The son of John and Sarah Wiley Carter, John A. Carter was born in Oakhill, Pennsylvania, on September 29, 1833, moving to Oskaloosa, Iowa in 1850. He grew up there and became a teacher before he transferred to medical school, earning his degree in Keokuk, Iowa. He was one of the first doctors in Carthage, just after the Civil War ended and the only one there for a time. He was known for always filling his own prescriptions. He married Olivia Seaman here in Carthage, and they had a son, also named John.
During the war years, he was both a Union soldier and a physician.
During his nearly fifty years in Carthage, he became the largest landowner in Jasper County, owning 3,000 acres of land. Much of his land was given away, such as Carter Park, Carter Spring, and Oak Hill Cemetery, named after his birthplace. Due to his civic involvement, he asked that the city place the new electric lighting plant on the north end of the land given for Carter Park. He was very interested in the electric and water plant proposed for Carthage.

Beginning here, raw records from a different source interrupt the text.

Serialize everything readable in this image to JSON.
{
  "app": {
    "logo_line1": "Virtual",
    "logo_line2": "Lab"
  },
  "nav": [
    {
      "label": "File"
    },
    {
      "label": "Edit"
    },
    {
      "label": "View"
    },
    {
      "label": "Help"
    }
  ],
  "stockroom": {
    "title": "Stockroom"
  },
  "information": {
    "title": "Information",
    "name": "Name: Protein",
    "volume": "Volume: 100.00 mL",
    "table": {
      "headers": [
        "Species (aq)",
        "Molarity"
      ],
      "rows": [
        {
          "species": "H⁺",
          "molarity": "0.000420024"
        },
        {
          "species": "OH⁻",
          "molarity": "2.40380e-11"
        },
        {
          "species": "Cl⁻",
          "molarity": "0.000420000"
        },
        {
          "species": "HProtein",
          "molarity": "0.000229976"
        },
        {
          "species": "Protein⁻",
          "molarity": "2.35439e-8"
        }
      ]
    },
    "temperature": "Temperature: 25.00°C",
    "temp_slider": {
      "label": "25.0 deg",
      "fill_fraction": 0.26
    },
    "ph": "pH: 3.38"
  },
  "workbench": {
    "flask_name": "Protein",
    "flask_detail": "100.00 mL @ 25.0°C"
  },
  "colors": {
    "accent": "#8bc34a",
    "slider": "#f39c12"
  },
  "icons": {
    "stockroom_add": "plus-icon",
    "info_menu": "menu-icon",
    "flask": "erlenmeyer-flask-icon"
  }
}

Carter Park was a large park, complete with rail access and the spring. It had earlier been the site of a portion of the Battle of Carthage on July 5, 1861. Many events were held there and Dr. Carter was known to have brought in bears for the enjoyment of the crowd.
He was one of the founders and a director of the First National Bank in 1892. He belonged to the Masons and attended the Methodist church.
From 1893 to 1896 he constructed the beautiful brick home that reigns over Carter Park and, under the guidance of Ruth Kolpin Rubison, it has been restored to its former glory. The laboratory used by Dr. Carter is still intact in the basement of the home.
Dr. Carter passed from this life on March 7, 1913 at the age of 79, from an accumulation of ailments after being bedfast for 10 days. Dr. Carter’s funeral was held at his home and he was laid to rest in Oak Hill Cemetery.